Work to complete: Write the data below out again, exactly as each line reads.

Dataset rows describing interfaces
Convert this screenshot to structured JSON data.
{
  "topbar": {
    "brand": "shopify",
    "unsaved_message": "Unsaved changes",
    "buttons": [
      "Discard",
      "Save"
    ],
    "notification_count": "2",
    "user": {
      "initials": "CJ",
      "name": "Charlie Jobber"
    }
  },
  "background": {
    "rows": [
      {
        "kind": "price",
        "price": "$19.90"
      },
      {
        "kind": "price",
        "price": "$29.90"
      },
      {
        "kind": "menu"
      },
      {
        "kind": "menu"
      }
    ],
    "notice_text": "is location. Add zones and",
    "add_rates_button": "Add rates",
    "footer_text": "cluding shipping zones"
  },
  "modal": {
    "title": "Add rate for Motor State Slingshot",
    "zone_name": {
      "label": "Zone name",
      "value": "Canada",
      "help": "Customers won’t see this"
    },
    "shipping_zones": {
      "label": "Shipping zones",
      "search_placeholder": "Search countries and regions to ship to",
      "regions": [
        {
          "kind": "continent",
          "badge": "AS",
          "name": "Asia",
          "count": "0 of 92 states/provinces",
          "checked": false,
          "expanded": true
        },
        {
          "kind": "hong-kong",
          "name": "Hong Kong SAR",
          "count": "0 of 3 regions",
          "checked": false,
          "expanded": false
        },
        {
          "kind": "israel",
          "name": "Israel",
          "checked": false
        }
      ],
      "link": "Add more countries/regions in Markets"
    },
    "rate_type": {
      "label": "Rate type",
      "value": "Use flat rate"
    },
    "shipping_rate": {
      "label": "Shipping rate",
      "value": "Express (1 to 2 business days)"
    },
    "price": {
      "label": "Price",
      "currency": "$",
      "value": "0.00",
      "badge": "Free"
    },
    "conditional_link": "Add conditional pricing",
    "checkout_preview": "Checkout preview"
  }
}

Answer to the problem:
Convert this screenshot to structured JSON data.
{
  "topbar": {
    "brand": "shopify",
    "unsaved_message": "Unsaved changes",
    "buttons": [
      "Discard",
      "Save"
    ],
    "notification_count": "2",
    "user": {
      "initials": "CJ",
      "name": "Charlie Jobber"
    }
  },
  "background": {
    "rows": [
      {
        "kind": "price",
        "price": "$19.90"
      },
      {
        "kind": "price",
        "price": "$29.90"
      },
      {
        "kind": "menu"
      },
      {
        "kind": "menu"
      }
    ],
    "notice_text": "is location. Add zones and",
    "add_rates_button": "Add rates",
    "footer_text": "cluding shipping zones"
  },
  "modal": {
    "title": "Add rate for Motor State Slingshot",
    "zone_name": {
      "label": "Zone name",
      "value": "Canada",
      "help": "Customers won’t see this"
    },
    "shipping_zones": {
      "label": "Shipping zones",
      "search_placeholder": "Search countries and regions to ship to",
      "regions": [
        {
          "kind": "continent",
          "badge": "AS",
          "name": "Asia",
          "count": "0 of 92 states/provinces",
          "checked": false,
          "expanded": true
        },
        {
          "kind": "hong-kong",
          "name": "Hong Kong SAR",
          "count": "0 of 3 regions",
          "checked": false,
          "expanded": false
        },
        {
          "kind": "israel",
          "name": "Israel",
          "checked": false
        }
      ],
      "link": "Add more countries/regions in Markets"
    },
    "rate_type": {
      "label": "Rate type",
      "value": "Use flat rate"
    },
    "shipping_rate": {
      "label": "Shipping rate",
      "value": "Express (1 to 2 business days)"
    },
    "price": {
      "label": "Price",
      "currency": "$",
      "value": "0.00",
      "badge": "Free"
    },
    "conditional_link": "Add conditional pricing",
    "checkout_preview": "Checkout preview"
  }
}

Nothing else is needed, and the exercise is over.